Richard Fish of Mercy Works in Texas agreed.
“When you have two million people suddenly show up at the border, that’s a problem,” he said.
“And let’s say by some miracle this war lasts 30 days and then people want to go back. How is that going to happen? We have volunteers here ready to go for three months at a time because they know that’s what it will take.”
Registered Nurse Karen Youngblood, a 16-year veteran volunteer of Mercy Works who has helped in foreign countries and domestically at the Texas border with Mexico, agreed.
“From what I’ve seen of refugee situations in the past the effect of this will last for years, not months,” she said.
Youngblood recently returned from Kurdish Iraq, where she spent six weeks among the Kurds.
Caravans of orphans are currently on the way out of Ukraine, Lascelles said.
“Today we are coordinating a caravan of 100 orphans on the road from Myropil and approaching western Ukraine.

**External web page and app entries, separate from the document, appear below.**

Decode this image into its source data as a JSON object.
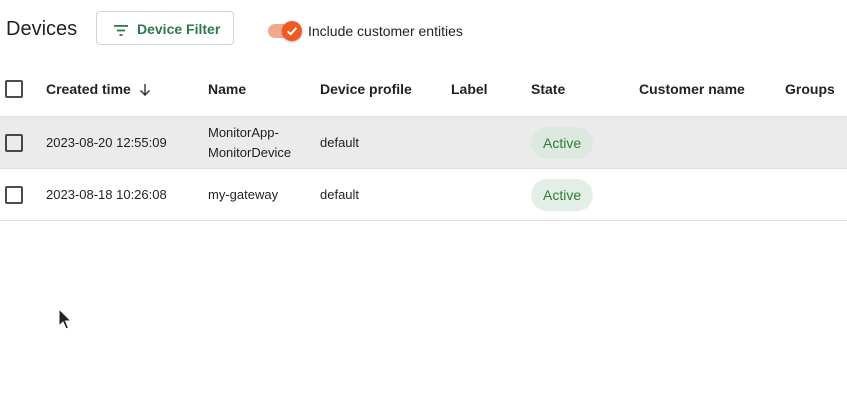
{
  "header": {
    "title": "Devices",
    "filter_button_label": "Device Filter",
    "toggle_label": "Include customer entities",
    "toggle_on": true
  },
  "table": {
    "columns": [
      "Created time",
      "Name",
      "Device profile",
      "Label",
      "State",
      "Customer name",
      "Groups"
    ],
    "sort_column": "Created time",
    "sort_direction": "descending",
    "rows": [
      {
        "created_time": "2023-08-20 12:55:09",
        "name": "MonitorApp-MonitorDevice",
        "device_profile": "default",
        "label": "",
        "state": "Active",
        "customer_name": "",
        "groups": ""
      },
      {
        "created_time": "2023-08-18 10:26:08",
        "name": "my-gateway",
        "device_profile": "default",
        "label": "",
        "state": "Active",
        "customer_name": "",
        "groups": ""
      }
    ]
  },
  "colors": {
    "accent": "#2b7a4b",
    "toggle_thumb": "#f05a22",
    "toggle_track": "#f2a88c",
    "active_badge_bg": "#e3efe6",
    "active_badge_text": "#2e7d32",
    "selected_row_bg": "#ebebeb"
  },
  "icons": {
    "filter": "filter-list-icon",
    "sort": "arrow-downward-icon",
    "toggle_check": "check-icon",
    "cursor": "mouse-pointer-icon"
  }
}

We’re serving orphans and refugees on the Poland side too, so we know they will have a place to go.
“And right now I’m assisting the evacuation and housing of refugees—from the Odesa area—trying to get out using phones, messenger, or What’s App, anything we can, to direct them.”
Odesa is a city of more than 2 million inhabitants located in southwestern Ukraine bordering Moldova on the west and the Black Sea.
“It’s just so crazy,” Lascelles said. “There are about 100,000 orphans in Ukraine and that tells you something about the numbers we are seeing.”
Meanwhile, 150 volunteers have lined up at Mercy Works to get to the areas in crisis, she said.
“We have an advance team on the ground in Romania and Moldova assessing the needs and where these volunteers can go, and as soon we know that we’ll fly out there, perhaps by next week.”